A young life changed forever by a rail crossing tragedy

On February 17, 2005, 12-year-old Samantha Lefebvre was walking home from school with her best friend. It was a short walk that the two girls from Brockville, Ont. did every day. But on this particular afternoon, that routine trip tore Samantha’s life apart.
Samantha and her friend were hit by a freight train at a rail crossing in a “second-train collision”; the girls saw the first train pass but didn’t see a second train coming from the other direction until it was too late. Samantha was hit on her right side. But her friend (who is not being named at the request of her family) died instantly.
Samantha has spent the past 17 years trying to live with the physical and emotional trauma of that day. Her story is featured in one of four new videos produced for Operation Lifesaver’s #STOPTrackTragedies campaign. The videos are being unveiled during Rail Safety Week from September 19th to 25th. In her video, Samantha talks about her incident, the impact that it has had on her, and how it has made her think differently about tracks and trains. Here is some of her conversation with Operation Lifesaver.
Can you describe the route you took to school every day?
We lived probably a 15-minute walk from the school, and the tracks were about a quarter of a kilometre from the school. I had to cross those train tracks to and from school every day. To be honest, at that age I don't really think I paid too much attention to how dangerous train tracks are — until my accident happened. I enjoyed walking to school — just the freedom of being out in the world without my parents.
Can you tell me what happened the day of the accident?
When we were coming up to the tracks after school, a VIA passenger train went past so we couldn't hear the other train coming and we couldn't see the other train.

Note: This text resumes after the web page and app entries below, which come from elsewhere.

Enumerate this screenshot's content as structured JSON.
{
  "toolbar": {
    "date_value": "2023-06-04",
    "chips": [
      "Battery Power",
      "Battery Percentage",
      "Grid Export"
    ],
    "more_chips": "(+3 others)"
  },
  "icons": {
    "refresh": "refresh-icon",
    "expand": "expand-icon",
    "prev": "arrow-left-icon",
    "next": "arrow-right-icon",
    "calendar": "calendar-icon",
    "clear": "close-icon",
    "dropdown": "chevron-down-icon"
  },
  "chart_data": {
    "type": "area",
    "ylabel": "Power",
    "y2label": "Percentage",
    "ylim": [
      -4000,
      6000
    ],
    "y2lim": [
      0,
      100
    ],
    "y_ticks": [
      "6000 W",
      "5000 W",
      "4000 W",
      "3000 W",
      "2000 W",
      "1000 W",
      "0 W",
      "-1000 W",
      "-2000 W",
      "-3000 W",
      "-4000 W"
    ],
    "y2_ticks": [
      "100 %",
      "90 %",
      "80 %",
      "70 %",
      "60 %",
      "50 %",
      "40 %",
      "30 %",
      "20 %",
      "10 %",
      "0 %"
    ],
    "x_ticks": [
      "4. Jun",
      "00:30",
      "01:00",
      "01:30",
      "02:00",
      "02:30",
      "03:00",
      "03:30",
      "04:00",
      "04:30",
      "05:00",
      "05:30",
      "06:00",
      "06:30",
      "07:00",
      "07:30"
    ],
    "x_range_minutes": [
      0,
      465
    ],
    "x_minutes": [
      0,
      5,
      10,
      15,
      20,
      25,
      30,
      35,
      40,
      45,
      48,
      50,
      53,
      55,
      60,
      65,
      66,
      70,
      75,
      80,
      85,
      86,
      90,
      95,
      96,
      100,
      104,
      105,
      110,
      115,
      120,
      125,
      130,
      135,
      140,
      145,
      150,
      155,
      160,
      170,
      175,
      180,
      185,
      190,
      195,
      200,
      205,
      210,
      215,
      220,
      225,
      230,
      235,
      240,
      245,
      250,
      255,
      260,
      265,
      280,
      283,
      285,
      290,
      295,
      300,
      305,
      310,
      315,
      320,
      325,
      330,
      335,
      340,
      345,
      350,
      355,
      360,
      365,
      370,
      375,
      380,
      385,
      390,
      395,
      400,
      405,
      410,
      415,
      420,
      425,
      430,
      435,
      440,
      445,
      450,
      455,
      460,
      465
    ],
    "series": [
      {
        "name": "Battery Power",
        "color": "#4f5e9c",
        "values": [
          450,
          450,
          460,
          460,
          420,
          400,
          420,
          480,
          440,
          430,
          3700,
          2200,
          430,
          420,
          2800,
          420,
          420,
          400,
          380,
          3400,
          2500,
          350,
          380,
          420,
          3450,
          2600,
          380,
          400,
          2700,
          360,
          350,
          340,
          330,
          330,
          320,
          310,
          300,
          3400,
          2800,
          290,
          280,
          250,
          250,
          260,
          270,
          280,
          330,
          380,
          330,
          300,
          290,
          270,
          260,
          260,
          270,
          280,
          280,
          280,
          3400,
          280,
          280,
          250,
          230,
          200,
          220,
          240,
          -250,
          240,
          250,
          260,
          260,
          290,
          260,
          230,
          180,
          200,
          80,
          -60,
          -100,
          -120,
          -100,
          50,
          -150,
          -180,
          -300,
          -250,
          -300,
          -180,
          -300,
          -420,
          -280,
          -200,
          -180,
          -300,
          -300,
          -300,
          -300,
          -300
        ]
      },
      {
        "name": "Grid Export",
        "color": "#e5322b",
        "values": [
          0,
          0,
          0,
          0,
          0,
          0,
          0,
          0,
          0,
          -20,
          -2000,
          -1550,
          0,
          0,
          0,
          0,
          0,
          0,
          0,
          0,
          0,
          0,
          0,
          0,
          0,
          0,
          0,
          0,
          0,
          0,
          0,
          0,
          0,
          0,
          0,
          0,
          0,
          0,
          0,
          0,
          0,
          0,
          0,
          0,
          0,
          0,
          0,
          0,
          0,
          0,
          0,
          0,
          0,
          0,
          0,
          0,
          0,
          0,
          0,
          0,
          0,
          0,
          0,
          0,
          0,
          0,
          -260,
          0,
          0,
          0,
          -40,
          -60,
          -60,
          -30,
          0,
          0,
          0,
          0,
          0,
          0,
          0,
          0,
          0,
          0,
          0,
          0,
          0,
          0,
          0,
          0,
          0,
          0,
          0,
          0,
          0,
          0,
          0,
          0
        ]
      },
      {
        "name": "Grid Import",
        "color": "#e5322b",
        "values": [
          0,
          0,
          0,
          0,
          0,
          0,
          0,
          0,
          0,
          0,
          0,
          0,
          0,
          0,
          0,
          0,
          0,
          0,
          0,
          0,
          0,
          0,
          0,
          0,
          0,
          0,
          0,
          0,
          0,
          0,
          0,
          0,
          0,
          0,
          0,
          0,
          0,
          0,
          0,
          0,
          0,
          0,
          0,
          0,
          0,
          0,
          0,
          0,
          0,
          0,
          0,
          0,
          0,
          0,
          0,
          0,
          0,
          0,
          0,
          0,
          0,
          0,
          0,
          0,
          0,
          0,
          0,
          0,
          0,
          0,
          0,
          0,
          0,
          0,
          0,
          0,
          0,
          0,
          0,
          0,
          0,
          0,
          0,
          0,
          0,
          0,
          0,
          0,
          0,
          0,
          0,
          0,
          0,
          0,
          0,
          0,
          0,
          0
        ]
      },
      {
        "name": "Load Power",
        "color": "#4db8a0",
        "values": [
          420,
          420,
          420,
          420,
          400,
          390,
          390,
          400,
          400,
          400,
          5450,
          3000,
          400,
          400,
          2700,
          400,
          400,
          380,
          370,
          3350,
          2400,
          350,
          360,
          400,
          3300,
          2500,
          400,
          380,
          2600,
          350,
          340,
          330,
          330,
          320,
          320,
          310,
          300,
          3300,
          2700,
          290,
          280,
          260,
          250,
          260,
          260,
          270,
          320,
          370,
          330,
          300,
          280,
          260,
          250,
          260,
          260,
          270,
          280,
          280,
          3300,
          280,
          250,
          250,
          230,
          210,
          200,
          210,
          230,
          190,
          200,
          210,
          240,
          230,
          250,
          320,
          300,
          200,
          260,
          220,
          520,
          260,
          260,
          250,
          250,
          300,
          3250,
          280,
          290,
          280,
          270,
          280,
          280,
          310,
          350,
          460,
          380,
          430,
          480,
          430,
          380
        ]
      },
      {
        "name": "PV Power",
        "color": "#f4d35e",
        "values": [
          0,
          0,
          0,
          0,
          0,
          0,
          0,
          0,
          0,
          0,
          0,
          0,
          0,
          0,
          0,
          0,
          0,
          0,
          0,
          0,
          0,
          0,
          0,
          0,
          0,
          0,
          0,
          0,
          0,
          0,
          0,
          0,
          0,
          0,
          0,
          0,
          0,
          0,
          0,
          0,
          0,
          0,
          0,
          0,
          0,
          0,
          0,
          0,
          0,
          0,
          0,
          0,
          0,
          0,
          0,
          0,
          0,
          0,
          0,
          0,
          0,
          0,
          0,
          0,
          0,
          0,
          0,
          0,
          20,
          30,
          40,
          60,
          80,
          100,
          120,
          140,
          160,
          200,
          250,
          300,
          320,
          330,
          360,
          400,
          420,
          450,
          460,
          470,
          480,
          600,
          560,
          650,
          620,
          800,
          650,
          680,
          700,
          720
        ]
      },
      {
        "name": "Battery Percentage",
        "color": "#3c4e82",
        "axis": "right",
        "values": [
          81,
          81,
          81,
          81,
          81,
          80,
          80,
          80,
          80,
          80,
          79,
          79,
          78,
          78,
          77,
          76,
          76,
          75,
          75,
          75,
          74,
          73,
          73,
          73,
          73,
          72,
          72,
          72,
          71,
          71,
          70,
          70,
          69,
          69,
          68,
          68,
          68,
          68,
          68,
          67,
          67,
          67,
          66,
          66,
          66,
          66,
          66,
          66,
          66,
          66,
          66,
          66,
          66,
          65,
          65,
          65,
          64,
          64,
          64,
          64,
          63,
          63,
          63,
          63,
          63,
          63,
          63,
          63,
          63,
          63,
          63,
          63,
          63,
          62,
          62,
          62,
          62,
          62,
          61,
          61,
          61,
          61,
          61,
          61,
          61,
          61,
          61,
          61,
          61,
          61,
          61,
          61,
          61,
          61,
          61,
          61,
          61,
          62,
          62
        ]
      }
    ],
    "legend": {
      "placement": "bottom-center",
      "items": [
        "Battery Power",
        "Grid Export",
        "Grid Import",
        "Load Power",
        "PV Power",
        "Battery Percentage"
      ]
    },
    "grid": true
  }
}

It wasn't until a split second before it hit that I knew that the other train was coming.
What do you remember after the second train passed?
I blacked out from the pressure of the second train, and I then woke up on the side of the road with paramedics everywhere. When I woke up, I was kind of in shock. I was like, “What happened?” And they told me that I’d been hit by a train. And then I started looking around for my best friend. And they said she was gone — she was sucked under the train and was killed instantly.
What happened to you?
The front of the train hit me in the middle of the back, which caused the brachial plexus in my right shoulder [the network of nerves that sends signals from the spinal cord to the shoulder, arm, and hand] to be crushed completely. I also cracked my tailbone after the train threw me 20 feet up into the air and I fell back onto the tracks. Somebody saw it happen — he helped me off the tracks, asked me my name, my phone number, and called the ambulance. But I don't remember any of that part.
How did this tragedy affect you physically?
It has affected me in every way possible—from the way that I think to the way that I solve problems. My right arm is paralyzed — I can't use it at all. So, my childhood was challenging, as I had to learn how to do everything with one arm: how to get dressed, how to feed myself, etc. It has taken 17 years to try to get comfortable with my life and learn how to do everything with my less dominant hand. It is a long process of recovery, for sure.
How did the incident change how you think about tracks and trains?
Just understanding that people go and use the tracks every single day and nobody thinks about how quickly something like that can happen — how quickly somebody’s life can change and how quickly you can lose somebody. I wish that I could have stopped it from happening. Starting over without your sidekick is not something that anybody should have to go through.
What would your message be to somebody who uses a level crossing every day like you did as a child?
My advice would be to always be cautious, no matter how safe or how many barriers there are at a train track; a million-tonne piece of metal can come at any time, and you wouldn’t even have the time to escape it. It can happen in a split second. Just keep your eyes open. Always be on the watch to make sure that both tracks are clear. Trains can come out of nowhere.